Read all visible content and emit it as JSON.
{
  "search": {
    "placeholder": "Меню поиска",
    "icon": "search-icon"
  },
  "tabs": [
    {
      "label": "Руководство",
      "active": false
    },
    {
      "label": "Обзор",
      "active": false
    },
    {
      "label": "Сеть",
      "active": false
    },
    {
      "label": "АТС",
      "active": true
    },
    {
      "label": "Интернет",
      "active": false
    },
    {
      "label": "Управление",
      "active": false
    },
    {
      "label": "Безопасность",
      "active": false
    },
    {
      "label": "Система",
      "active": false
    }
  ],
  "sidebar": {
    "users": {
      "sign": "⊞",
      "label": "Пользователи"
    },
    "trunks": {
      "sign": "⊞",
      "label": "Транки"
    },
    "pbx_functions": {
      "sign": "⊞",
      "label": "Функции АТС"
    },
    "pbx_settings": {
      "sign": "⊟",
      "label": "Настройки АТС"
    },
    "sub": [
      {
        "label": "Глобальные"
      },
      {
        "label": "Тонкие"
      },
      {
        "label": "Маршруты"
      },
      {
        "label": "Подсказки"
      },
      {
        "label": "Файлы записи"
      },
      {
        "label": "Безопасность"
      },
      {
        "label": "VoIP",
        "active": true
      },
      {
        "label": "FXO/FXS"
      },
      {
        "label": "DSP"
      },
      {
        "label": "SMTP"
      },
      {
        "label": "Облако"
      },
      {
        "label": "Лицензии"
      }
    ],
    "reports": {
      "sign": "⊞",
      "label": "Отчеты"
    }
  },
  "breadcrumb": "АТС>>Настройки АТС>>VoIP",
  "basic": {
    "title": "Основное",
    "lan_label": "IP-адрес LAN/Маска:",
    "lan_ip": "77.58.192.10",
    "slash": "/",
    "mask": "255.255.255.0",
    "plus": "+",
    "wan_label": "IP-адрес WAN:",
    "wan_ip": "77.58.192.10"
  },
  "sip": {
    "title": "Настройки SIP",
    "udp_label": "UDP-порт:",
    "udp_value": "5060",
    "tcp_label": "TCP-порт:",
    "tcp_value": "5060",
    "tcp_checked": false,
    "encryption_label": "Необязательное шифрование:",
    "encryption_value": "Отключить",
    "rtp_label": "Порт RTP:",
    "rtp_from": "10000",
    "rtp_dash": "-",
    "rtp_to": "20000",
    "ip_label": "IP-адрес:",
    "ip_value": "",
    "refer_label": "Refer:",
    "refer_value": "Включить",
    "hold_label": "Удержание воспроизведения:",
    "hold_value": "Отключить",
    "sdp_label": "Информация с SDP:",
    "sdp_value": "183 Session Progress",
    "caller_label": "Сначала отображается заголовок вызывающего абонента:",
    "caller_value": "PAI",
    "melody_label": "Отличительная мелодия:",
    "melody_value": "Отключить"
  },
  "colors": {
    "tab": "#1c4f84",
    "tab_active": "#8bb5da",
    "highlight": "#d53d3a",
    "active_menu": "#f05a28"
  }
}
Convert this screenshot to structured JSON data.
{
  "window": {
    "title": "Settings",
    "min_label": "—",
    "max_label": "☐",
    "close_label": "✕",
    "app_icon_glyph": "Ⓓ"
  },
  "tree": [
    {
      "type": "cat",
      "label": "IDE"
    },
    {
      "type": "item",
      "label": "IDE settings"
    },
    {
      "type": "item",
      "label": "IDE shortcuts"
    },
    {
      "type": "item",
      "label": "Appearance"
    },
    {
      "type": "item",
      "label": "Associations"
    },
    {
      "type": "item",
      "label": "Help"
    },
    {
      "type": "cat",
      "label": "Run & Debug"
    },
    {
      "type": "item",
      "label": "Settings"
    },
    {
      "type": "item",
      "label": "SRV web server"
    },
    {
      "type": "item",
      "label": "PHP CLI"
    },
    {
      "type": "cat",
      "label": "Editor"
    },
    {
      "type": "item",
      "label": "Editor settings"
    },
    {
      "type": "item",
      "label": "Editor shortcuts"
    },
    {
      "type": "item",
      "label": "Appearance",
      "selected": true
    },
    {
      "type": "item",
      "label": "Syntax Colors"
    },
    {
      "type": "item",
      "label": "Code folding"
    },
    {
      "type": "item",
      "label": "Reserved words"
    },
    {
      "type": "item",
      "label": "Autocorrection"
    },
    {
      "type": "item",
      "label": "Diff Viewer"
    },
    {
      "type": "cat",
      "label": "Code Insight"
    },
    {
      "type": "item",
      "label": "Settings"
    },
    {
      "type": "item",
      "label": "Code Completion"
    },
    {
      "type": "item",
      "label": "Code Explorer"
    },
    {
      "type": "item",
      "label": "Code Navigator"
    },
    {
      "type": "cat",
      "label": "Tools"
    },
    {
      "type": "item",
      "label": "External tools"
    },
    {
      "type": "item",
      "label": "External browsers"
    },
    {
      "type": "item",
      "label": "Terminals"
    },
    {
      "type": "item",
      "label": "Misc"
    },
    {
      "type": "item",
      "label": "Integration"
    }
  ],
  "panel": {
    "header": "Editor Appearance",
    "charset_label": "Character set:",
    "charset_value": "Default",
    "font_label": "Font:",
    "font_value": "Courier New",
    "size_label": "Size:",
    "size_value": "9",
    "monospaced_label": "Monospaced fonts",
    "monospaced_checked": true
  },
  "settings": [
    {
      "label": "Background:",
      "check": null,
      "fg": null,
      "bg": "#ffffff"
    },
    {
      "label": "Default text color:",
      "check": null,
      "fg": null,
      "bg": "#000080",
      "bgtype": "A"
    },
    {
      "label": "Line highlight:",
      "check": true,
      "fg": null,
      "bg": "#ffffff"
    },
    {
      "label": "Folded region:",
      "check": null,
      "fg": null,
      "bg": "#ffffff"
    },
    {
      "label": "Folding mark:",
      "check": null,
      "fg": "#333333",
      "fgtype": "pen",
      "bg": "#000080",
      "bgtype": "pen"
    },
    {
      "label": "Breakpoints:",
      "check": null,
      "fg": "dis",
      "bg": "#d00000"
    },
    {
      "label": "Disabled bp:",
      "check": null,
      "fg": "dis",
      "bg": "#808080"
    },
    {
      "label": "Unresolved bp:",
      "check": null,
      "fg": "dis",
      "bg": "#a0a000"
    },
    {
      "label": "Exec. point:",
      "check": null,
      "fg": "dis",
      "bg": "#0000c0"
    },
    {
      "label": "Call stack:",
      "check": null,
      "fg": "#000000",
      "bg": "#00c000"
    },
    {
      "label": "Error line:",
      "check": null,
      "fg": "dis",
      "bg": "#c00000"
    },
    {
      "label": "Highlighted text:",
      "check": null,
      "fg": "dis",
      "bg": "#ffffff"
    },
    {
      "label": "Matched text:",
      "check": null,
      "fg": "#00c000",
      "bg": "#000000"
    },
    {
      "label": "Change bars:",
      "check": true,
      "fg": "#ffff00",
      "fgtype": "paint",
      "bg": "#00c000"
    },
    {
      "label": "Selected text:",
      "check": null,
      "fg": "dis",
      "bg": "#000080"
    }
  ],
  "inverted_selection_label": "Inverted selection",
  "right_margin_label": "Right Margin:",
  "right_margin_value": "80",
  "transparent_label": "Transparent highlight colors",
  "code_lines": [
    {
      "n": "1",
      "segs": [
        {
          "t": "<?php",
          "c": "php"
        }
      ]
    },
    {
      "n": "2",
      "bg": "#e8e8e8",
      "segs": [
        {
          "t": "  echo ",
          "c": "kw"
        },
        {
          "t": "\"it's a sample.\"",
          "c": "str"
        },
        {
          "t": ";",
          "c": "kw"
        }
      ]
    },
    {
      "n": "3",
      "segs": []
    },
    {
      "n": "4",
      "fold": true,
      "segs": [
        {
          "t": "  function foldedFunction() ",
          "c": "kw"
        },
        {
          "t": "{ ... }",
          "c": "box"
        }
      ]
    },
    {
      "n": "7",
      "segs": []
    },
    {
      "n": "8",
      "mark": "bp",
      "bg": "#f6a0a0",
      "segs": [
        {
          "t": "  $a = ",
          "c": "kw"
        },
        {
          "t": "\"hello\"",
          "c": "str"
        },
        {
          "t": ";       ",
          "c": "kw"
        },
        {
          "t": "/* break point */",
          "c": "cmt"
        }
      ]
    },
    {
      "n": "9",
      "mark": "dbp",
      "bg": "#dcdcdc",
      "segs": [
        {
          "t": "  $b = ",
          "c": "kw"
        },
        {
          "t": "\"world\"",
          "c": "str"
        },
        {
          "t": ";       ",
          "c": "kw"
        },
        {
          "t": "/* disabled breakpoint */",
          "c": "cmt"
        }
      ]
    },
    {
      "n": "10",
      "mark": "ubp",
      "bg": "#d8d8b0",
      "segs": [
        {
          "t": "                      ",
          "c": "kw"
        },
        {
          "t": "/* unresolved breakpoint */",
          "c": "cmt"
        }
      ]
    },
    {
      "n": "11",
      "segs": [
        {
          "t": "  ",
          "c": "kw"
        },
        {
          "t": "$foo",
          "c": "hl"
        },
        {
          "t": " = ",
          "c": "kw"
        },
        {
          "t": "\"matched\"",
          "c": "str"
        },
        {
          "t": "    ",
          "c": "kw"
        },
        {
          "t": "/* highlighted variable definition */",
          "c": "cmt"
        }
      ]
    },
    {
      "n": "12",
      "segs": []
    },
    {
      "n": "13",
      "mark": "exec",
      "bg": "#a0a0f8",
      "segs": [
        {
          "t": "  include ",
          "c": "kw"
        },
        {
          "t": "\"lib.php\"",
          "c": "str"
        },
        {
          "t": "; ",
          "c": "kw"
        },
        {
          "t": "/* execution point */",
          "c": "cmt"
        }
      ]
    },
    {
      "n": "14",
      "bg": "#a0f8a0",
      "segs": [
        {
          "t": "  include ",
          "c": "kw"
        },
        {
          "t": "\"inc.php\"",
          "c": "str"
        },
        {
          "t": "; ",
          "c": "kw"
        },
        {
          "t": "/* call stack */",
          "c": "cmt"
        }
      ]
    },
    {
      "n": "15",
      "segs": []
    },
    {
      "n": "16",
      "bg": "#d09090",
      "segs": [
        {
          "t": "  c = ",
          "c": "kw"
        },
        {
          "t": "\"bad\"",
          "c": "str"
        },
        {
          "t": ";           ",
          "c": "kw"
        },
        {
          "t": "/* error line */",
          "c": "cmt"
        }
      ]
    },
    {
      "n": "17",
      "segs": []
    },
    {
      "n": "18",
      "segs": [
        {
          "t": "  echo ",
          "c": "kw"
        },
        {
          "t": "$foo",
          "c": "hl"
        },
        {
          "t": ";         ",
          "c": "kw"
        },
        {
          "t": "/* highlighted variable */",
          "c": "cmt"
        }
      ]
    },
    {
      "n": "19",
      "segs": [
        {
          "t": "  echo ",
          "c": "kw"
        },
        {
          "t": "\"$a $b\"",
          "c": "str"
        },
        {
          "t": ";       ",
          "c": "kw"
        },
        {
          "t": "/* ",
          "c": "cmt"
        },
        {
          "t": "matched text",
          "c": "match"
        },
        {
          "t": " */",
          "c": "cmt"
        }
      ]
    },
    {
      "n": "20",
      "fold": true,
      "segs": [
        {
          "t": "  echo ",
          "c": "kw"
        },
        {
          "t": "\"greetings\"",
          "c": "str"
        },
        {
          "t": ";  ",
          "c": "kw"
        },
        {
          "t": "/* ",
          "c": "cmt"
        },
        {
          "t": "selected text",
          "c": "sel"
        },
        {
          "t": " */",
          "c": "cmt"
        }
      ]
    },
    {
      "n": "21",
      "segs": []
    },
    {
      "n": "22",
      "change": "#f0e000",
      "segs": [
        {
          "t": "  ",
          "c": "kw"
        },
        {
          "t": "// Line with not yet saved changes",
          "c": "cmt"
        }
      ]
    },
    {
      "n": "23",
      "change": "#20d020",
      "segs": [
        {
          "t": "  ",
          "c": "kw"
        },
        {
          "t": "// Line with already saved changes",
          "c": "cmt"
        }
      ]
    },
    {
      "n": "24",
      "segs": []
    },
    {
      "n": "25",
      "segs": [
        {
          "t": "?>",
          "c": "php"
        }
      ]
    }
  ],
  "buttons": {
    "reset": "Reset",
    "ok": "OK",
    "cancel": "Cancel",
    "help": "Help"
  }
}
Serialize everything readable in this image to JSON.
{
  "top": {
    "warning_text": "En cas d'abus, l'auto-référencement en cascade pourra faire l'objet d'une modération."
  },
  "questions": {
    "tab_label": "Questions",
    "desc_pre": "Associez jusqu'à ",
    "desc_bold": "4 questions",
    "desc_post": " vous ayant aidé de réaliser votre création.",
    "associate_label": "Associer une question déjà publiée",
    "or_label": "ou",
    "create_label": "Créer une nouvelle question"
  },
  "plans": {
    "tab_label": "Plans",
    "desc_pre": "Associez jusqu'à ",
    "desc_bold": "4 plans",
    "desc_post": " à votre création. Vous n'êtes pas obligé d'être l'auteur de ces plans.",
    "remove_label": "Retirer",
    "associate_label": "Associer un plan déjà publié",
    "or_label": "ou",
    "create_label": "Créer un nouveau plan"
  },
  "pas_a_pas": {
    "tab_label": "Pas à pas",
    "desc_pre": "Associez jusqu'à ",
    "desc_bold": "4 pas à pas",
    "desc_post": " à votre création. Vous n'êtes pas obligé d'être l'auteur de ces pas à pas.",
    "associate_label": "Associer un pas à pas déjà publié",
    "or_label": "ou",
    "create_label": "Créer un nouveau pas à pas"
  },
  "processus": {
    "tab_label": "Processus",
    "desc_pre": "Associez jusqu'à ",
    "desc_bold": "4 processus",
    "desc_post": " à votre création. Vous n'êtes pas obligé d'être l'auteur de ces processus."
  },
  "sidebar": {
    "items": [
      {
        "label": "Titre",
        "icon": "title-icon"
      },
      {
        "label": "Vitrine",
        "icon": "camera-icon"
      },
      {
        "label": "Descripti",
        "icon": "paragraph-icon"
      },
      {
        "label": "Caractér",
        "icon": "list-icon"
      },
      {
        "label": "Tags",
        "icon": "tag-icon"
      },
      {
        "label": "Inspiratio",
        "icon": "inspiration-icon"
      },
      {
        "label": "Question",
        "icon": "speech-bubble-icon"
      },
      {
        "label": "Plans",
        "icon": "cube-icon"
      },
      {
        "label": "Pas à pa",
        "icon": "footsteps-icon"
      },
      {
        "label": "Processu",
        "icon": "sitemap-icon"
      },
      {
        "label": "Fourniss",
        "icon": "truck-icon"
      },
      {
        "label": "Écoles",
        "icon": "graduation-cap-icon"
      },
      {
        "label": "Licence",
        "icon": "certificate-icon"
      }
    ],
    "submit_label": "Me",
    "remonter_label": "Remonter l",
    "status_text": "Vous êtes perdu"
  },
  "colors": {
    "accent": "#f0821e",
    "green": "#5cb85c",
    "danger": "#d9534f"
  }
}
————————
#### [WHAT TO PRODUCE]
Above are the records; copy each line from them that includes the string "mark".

#### [RESPONSE BELOW]
      "label": "Folding mark:",
      "mark": "bp",
      "mark": "dbp",
      "mark": "ubp",
      "mark": "exec",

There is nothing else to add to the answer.